Pull every line from the records that has the word "responses" in it.
[Start of Attachment]
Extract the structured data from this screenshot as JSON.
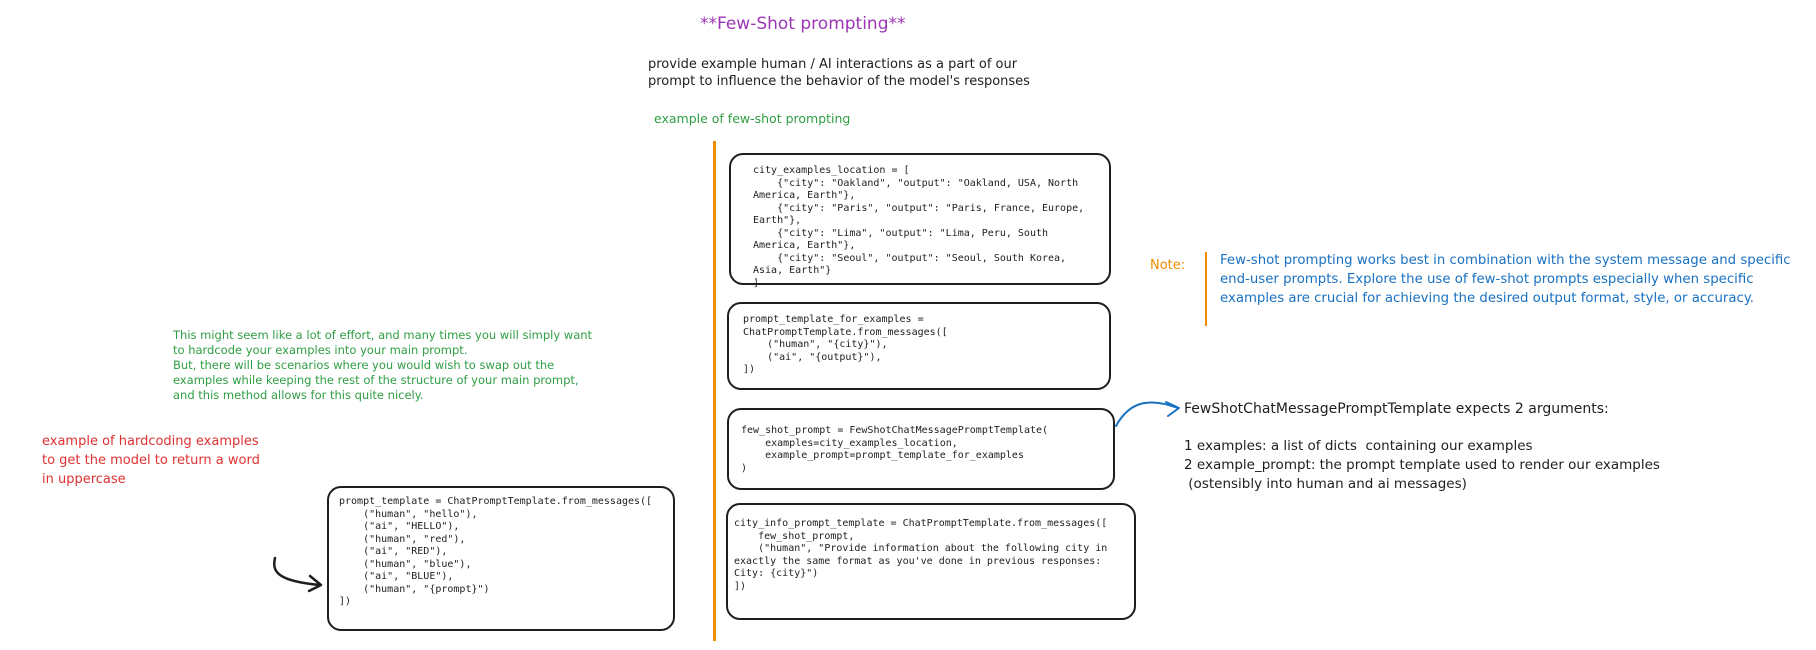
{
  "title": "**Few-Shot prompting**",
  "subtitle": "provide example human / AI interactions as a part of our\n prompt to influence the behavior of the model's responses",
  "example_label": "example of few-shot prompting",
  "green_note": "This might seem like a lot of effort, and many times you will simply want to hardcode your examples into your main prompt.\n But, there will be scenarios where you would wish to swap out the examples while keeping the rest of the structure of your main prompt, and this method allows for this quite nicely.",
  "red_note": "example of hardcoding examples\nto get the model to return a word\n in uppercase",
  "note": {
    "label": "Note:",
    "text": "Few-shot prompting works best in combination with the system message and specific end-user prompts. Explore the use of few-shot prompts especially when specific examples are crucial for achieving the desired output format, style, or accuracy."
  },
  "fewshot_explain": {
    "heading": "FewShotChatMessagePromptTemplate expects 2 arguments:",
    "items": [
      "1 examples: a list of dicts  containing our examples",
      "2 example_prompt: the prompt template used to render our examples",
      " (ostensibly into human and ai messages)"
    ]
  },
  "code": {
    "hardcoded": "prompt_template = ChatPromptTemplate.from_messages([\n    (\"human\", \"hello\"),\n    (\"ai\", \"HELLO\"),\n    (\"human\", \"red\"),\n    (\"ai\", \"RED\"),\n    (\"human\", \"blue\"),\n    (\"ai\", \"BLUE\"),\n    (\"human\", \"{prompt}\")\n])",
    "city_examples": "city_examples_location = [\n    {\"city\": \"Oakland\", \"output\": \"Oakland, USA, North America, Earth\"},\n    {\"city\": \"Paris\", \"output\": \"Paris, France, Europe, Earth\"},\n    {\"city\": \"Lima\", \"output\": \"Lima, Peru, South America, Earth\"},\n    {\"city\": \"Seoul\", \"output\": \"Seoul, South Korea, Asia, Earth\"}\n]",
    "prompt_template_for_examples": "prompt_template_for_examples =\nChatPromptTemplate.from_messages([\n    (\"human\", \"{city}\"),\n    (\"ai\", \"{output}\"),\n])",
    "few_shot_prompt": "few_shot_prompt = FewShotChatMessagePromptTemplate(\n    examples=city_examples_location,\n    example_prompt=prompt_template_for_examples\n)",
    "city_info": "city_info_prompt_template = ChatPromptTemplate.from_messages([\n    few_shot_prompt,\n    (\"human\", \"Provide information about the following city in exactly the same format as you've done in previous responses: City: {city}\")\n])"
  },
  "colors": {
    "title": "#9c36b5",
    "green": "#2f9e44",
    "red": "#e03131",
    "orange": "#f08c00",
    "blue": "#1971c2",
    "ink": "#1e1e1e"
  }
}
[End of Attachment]
**OUTPUT**
  "subtitle": "provide example human / AI interactions as a part of our\n prompt to influence the behavior of the model's responses",
    "city_info": "city_info_prompt_template = ChatPromptTemplate.from_messages([\n    few_shot_prompt,\n    (\"human\", \"Provide information about the following city in exactly the same format as you've done in previous responses: City: {city}\")\n])"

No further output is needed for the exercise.